Risks to CLOV
Below are the biggest risks I see for CLOV, in order of importance:
1. DOJ Investigation
As I mentioned above, I don’t think there were illegal practices going on at CLOV that management, Chamath, or the third-party counsel were aware of. It’s still possible the DOJ investigation finds something. This happens all the time in the Medicare industry, including to the biggest names (UnitedHealth, Humana, Cigna, etc.).
All the MA plans learn from each other’s missteps. CLOV has been operating an MA plan for over 5 years now. They were fined $106,095 in 2016 for ‘misleading’ marketing tactics. They haven’t been fined since. They have also gone through multiple rounds of funding from top venture capitalists and Google. There’s been no shortage of due diligence on this company.
Yet, there is always the risk that someone somewhere was doing something illegal this time. If that is the case, it will likely end up in a lawsuit. I’ve seen many cases get to this stage and then get dismissed by a federal judge (UnitedHealth 1, UnitedHealth 2, ). Worst case scenario for the company, there is a settlement. Here are examples of MA plans paying settlements for “upcoding” fraud cases:
No matter how cynical a view you want to take on the DOJ investigation, CLOV has no debt and $700M in cash from the SPAC proceeds, so a settlement should not significantly impact them.
2. SEC Investigation
The SEC investigation was announced the day after the Hindenburg report came out. The SEC is investigating whether the DOJ inquiries were material enough to require disclosure to the market. The investigation may not be closed until the DOJ inquiries have been resolved. If the SEC determines there should have been a disclosure, there will likely be a fine. I’m not an expert on SEC enforcement. The only thing I could point to would be the $20M fine Elon Musk paid for announcing a fake acquisition at a much higher price at the time. He picked $420 as the fake number, not sure why…
3. Market Multiple
Valuations based on profitability could be hurt in the short term. Medical costs are higher this year due to delayed care during COVID-19, so all companies in this space will have compressed margins in the short-term. I believe growth is more important than profitability in this market when you’re looking at <1% of DC patients enrolled. CLOV has proven to be exceptional at growth and has proven it both in MA and now DC.

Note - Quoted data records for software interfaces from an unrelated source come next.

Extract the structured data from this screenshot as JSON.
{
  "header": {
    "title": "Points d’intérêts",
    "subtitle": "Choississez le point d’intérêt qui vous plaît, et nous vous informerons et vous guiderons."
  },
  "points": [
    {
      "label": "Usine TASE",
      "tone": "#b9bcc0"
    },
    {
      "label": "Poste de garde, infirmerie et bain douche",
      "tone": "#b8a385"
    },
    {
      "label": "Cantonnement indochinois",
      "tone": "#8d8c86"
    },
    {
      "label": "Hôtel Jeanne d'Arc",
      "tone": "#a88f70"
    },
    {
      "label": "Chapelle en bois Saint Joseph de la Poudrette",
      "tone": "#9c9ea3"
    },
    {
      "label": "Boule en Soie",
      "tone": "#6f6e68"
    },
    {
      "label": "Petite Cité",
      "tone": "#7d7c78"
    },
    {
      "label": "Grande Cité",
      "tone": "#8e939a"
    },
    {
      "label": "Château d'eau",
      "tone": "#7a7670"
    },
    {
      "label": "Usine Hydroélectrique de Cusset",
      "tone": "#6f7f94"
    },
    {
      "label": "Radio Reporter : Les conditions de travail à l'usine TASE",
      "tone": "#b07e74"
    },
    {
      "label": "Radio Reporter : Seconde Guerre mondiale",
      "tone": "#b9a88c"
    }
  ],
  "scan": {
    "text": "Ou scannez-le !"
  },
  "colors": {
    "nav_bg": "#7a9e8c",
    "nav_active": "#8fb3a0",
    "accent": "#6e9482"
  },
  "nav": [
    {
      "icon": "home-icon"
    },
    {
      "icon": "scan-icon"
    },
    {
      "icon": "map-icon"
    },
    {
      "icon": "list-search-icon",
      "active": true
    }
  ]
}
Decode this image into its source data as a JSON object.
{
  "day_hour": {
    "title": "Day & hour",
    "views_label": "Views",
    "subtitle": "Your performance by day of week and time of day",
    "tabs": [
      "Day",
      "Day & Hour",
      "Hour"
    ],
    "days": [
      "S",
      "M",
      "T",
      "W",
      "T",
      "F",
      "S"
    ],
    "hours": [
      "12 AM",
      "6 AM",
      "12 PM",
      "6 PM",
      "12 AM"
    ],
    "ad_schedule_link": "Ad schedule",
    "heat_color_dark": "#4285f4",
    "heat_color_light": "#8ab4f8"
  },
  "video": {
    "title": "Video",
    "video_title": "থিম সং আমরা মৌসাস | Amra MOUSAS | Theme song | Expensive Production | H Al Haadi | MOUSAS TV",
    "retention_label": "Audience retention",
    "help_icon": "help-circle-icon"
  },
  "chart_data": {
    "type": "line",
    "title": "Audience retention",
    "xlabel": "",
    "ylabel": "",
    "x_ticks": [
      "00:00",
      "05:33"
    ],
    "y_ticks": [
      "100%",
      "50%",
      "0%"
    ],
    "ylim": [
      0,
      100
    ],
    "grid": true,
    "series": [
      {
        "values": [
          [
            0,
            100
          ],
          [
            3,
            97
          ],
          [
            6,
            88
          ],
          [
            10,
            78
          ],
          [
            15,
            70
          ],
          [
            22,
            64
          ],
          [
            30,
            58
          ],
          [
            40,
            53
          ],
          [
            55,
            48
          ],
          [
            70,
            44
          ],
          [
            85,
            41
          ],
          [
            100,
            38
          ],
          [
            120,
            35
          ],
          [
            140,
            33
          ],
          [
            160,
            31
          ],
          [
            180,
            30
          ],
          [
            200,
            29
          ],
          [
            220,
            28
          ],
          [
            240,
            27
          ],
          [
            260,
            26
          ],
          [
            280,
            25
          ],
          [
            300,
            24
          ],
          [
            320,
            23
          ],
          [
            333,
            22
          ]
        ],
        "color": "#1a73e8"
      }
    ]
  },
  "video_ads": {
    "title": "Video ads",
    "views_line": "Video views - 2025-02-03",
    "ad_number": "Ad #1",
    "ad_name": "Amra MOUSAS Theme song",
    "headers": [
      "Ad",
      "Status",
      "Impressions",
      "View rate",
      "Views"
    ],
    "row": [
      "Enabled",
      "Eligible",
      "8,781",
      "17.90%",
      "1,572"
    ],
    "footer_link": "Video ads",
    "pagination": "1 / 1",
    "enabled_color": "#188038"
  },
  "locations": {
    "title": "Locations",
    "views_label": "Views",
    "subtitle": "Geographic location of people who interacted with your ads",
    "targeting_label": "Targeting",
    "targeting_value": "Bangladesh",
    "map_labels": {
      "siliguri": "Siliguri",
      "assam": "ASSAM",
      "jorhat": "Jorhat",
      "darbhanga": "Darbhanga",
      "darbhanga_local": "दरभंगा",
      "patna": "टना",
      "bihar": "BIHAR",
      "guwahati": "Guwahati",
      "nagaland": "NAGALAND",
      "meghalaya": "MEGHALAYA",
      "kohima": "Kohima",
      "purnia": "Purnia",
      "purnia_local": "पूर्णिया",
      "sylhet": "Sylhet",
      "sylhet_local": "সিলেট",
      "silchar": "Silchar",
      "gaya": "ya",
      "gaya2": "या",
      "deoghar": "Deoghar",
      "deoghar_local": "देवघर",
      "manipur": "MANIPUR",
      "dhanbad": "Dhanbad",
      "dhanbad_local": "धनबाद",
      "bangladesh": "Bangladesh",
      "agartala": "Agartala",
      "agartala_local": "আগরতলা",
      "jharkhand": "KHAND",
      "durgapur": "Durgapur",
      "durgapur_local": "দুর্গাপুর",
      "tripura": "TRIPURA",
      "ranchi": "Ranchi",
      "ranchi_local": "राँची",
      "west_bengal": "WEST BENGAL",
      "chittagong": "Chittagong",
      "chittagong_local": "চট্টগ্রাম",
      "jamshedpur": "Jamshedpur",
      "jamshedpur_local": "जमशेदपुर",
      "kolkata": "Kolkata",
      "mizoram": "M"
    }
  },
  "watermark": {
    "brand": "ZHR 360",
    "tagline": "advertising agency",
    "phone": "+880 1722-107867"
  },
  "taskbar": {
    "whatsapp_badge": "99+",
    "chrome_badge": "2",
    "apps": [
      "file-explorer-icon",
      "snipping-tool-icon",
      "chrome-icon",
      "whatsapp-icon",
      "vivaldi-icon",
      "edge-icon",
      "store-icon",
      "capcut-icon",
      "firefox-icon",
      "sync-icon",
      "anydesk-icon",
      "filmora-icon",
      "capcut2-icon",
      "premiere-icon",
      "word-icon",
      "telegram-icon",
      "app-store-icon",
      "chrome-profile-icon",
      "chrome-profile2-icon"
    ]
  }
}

There could also be a general downturn in market sentiment, and these growth stocks with low margins would be affected the most. However, Medicare is a very stable business and these companies will continue to grow independent of economic conditions.